“It’s fun to feel the building energy in Honokaa,” Keeney said. “From the opening of several new stores, to the building of entirely new buildings downtown, to the launch of First Fridays by the Honokaa Business Association, along with annual events such as Western Weekend and Peace Day, which really get everyone and their ohana out having fun.”

Keeney acknowledges that there are future obstacles in store for the theater with the rapid advancement of technology. “We’re up against a big hurdle with the end of the era of film,” she said. “In the next month or so, we will have to make the $50K conversion from 35 mm film to digital, as the film prints are no longer available. We are also looking at ways to become more energy efficient and expand our solar production to keep up with the theater use, as we like the place full of people as much as possible.”

This cost is a major burden on the Keeney family, who recently suffered a financial setback when the patriarch of the family, Tawn Keeney, lost his position at Hamakua Health Center. This was the income the family used to supplement the needs of the theater.

“We’re hoping to push past this obstacle and keep the theater open for film,” said Keeney. “We’ll happily accept any help the community has to offer, or even just business advice. Currently the theater is not a non-profit — more like a no-profit. We’d love help with the formation of a non-profit geared towards this end, or help in general of any type. We’re here at the theater all the time — just swing by!”

With a love for their community and an innovative eye to the future, the Honokaa People’s Theatre will continue to be a popular venue for an broad variety of events and a welcoming meeting place that showcases a wealth of local, national and international talent.

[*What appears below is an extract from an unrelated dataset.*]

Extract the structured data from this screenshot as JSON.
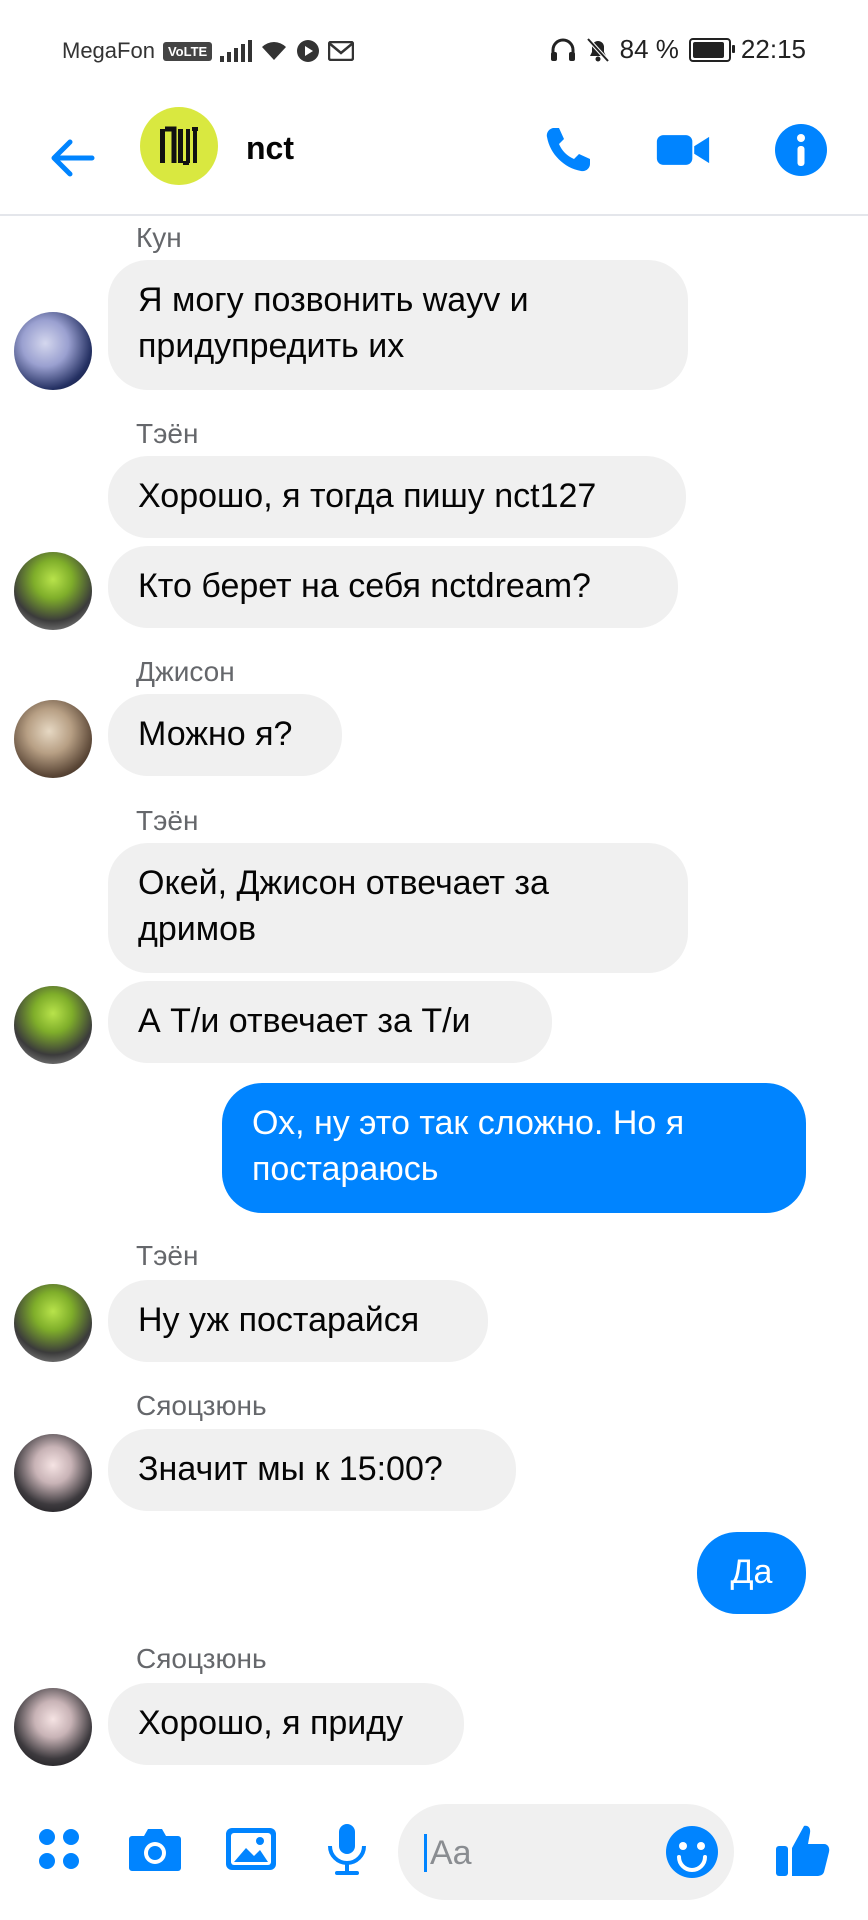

For more information and a schedule of events, visit www.honokaapeople.com.